AUGUST 2020 POW WOW HAS BEEN CANCELLED
The Pow Wow Committee has made the decision to cancel this years Pow Wow due to the Covid-19 pandemic.
We have made this decision for everyone’s health and Safety
Each year Pikwakanagan welcomes hundreds of dancers, numerous drum groups and thousands of spectators to celebrate Algonquin culture at our traditional pow wow. It is held on the third weekend in August.
Visitors are attracted to our dance, songs, drumming and experiencing an Algonquin cultural tradition. There is also opportunity to view and purchase unique items at our many vendors selling: jewelry, crafts, art, clothing, beadwork, leather purses, regalia, drums, CD’s, dreamcatchers, moccasins and many other items. Another attraction is the variety of food vendors offering Indian Tacos, native foods and other treats.
Grand Entry, 12 noon
Supper Break, 5 pm to 7 pm
Social Evening Dancing and Drumming, 7 pm
Grand Entry, 12 noon
Give away and closing, 5 pm
Please remember that this is a ceremony. The songs that are sung and the dances that are danced are prayers to the Creator. The Grand Entry is a ceremony, so is the lighting of the Sacred Fire. Many people will approach the Spiritual Leader for prayers for their health or that of their family. Days prior to the celebration a Sacred Fire is lit and remains ablaze by volunteers for four straight days. An Evening Social is held on Friday and festivities include the initiation of new dancers and new regalia. The Grand Entry begins at noon on both Saturday and Sunday.
There are rules that govern a Pow Wow as well. All dancing revolves clockwise from the entrance, situated in the east, around the central arbour. Carrying flags and staffs in the Grand Entry is an honour. Songs are sung for fallen Veterans and for those returning from battle. The flags and staffs are retired each day at sunset.
No alcohol, drugs or pets are permitted on the Pow Wow grounds.
From the book Anishnabe 101, by The Circle of Turtle Lodge:
It is important that the clothing, footwear, head dresses, etc. that a dancer wears be referred to as regalia and not as a costume. A costume is something for any actor to wear as he/she pretends to be someone else. A dancer’s regalia is a collection of gifts that honour his or her spiritual name and/or clan. Each is considered as sacred, and when worn together, the dancer becomes who he or she truly is, for all to see.

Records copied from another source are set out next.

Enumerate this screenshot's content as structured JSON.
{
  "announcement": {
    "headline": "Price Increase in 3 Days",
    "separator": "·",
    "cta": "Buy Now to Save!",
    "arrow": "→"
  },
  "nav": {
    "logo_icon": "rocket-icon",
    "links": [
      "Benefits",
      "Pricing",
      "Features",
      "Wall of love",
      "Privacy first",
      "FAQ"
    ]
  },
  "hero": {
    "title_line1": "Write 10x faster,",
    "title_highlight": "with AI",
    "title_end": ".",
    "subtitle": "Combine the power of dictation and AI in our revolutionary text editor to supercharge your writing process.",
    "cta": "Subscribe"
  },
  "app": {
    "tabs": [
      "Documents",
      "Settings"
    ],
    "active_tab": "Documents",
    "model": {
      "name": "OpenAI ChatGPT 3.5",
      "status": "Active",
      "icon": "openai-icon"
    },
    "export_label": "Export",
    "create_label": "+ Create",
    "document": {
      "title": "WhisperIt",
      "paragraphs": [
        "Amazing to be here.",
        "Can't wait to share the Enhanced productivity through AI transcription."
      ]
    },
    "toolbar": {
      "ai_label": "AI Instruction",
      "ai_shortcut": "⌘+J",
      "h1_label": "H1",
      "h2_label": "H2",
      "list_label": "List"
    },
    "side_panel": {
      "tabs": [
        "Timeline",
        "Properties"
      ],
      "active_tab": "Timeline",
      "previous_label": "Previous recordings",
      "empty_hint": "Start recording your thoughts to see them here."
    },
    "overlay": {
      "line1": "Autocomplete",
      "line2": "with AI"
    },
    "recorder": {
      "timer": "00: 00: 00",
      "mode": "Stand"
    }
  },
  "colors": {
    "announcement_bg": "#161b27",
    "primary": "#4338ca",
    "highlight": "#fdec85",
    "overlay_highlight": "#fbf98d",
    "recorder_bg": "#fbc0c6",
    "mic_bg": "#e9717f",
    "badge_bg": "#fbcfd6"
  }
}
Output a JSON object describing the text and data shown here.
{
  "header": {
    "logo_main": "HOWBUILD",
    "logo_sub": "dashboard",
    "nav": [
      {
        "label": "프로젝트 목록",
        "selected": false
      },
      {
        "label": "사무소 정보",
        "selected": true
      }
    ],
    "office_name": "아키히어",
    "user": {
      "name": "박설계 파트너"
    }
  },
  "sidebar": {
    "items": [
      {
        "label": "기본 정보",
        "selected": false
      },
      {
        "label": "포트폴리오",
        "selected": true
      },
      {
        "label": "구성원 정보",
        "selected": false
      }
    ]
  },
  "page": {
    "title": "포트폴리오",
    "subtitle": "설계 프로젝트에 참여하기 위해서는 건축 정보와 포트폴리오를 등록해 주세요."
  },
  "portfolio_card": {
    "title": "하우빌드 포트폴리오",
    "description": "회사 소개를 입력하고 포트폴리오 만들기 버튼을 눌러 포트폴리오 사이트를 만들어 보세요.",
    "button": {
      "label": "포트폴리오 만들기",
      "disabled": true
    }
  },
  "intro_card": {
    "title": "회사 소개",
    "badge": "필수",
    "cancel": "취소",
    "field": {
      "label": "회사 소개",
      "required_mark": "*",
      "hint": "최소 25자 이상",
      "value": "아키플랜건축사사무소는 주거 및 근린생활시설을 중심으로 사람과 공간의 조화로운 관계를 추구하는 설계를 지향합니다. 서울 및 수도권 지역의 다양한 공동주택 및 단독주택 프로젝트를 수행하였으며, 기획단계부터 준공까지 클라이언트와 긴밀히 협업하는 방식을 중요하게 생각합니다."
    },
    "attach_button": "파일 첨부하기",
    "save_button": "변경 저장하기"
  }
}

Travelers camp overnight on the grounds or in nearby towns, such as Eganville or Pembroke.